Chibok girls who escaped Boko Haram defy militants by returning to school
Left to fend for themselves by the government, the traumatised schoolgirls a second chance at education thanks to one determined Nigerian woman
Some of the Chibok schoolgirls who escaped Boko Haram. Ten months on, some girls are now back in education. Not all could shake off the fear the militants would return for them. Photograph: AFP/Getty Images
The jihadis had warned they would shoot anyone trying to escape. But as the truck full of frightened schoolgirls sped deeper into Boko Haram territory, two sisters clasped hands and jumped off together into the night.
Now, they held hands once again as they faced another terrifying prospect: returning to school.
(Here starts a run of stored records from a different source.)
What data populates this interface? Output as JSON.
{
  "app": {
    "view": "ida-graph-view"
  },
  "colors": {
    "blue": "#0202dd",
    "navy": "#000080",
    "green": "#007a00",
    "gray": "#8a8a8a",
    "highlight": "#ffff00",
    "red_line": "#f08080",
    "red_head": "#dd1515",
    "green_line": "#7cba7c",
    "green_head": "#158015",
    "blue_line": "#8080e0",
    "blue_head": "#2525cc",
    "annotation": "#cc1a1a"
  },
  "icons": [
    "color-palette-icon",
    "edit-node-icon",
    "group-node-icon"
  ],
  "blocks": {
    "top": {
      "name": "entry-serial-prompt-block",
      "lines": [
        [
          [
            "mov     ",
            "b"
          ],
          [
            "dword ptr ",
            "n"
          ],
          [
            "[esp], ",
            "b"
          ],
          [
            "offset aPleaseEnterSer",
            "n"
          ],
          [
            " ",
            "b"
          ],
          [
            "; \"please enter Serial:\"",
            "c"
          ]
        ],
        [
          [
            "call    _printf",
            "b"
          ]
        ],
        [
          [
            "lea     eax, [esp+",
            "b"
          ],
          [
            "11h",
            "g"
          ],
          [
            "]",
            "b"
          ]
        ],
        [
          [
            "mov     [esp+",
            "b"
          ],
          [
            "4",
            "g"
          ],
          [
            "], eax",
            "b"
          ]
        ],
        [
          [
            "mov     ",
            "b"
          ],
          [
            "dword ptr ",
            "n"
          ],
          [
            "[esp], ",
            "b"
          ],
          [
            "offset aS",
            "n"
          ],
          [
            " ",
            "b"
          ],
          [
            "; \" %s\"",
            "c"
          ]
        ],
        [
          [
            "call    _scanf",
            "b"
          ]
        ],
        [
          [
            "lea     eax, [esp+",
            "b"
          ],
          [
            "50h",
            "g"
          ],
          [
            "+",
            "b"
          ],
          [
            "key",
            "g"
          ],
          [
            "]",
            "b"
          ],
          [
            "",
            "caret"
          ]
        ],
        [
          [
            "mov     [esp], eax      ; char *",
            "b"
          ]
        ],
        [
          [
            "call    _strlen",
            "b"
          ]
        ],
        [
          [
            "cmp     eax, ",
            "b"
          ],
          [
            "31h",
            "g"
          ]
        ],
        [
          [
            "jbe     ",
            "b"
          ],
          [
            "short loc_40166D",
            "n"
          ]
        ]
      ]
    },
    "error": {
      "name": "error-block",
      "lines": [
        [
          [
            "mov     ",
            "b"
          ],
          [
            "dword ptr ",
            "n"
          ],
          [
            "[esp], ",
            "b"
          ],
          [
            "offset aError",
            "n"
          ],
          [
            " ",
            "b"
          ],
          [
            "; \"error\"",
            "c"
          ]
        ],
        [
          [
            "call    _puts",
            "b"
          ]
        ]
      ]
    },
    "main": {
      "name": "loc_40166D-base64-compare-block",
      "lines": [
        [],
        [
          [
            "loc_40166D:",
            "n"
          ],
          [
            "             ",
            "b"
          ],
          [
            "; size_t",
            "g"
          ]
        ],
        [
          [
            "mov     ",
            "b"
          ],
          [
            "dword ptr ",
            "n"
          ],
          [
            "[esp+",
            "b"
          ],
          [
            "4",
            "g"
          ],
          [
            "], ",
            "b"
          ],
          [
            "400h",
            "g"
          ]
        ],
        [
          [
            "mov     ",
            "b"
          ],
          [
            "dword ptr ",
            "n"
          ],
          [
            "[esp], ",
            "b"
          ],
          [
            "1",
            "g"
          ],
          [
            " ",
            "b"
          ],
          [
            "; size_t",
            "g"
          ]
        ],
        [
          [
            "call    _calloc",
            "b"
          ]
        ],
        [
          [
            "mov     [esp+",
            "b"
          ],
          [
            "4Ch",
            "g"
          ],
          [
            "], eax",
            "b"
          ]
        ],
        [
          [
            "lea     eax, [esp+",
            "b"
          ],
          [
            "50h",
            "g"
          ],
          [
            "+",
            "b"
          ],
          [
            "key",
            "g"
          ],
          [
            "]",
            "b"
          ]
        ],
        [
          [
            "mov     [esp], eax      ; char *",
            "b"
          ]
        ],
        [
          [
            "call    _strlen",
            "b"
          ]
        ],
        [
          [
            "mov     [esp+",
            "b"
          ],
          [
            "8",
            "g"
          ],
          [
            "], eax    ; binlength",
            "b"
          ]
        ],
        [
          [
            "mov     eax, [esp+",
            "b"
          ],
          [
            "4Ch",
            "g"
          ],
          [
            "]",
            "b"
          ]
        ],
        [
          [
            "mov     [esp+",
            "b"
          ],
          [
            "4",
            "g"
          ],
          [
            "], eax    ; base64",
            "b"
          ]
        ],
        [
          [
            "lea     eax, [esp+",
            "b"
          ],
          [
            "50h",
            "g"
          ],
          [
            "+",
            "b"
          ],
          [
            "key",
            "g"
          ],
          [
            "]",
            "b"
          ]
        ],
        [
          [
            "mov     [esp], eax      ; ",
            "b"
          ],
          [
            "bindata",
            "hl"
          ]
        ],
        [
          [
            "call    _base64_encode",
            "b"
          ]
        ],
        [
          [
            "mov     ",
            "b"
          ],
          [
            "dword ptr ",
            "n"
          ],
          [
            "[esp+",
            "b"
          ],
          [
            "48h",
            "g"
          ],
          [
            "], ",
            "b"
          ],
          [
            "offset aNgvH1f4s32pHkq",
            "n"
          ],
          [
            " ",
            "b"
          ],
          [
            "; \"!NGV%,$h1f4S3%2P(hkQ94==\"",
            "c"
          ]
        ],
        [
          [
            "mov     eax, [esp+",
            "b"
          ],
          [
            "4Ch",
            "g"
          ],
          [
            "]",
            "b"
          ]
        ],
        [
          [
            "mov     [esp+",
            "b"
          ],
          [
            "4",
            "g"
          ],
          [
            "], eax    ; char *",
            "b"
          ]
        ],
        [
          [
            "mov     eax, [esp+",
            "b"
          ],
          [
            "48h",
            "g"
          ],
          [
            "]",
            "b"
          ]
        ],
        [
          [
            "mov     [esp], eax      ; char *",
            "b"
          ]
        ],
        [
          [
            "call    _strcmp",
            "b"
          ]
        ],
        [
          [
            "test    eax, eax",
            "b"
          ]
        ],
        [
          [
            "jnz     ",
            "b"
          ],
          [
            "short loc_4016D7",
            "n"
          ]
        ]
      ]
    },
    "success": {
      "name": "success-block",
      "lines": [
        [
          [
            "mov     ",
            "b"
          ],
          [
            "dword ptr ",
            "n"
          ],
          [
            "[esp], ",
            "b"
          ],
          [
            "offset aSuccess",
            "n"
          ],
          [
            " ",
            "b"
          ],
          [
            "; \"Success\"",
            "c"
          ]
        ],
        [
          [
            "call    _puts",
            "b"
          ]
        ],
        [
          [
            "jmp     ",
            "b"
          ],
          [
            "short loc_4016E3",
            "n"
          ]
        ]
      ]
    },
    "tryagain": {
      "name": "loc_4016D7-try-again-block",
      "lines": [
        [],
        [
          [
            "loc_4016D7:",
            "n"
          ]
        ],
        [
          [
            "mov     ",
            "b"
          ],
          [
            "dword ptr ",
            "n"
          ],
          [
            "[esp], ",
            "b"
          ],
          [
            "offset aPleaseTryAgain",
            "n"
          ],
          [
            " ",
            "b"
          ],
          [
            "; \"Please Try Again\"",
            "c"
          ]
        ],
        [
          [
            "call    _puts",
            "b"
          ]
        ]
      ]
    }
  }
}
Asabe and Ruth evaded the fate of 219 of their classmates in the north-eastern Nigerian village of Chibok who are still in captivity.
The mass abduction last April propelled the sect into global infamy, as the missing students became an international symbol of Boko Haram’s escalating war against lay edu....
But, far from the limelight, 57 young women who escaped were left grasping to make sense of their new reality.
They could not shake off the fear the militants would return for them. Instead of working towards becoming doctors, teachers or artists, the former students learned to sleep in the bush to avoid potential night-time raids.
By day, they roamed for miles under the unforgiving sun so they would not be around if the men with machine guns swooped in again.
Then, late one August afternoon, a stranger showed up at Asabe and Ruth’s tin-roof home offering a scholarship to study in Yola, the capital of a neighbouring state.
Acceptance would be a brazen act of defiance against Boko Haram, but the sect had repeatedly warned the students they would kill the families of those who continued schooling. ...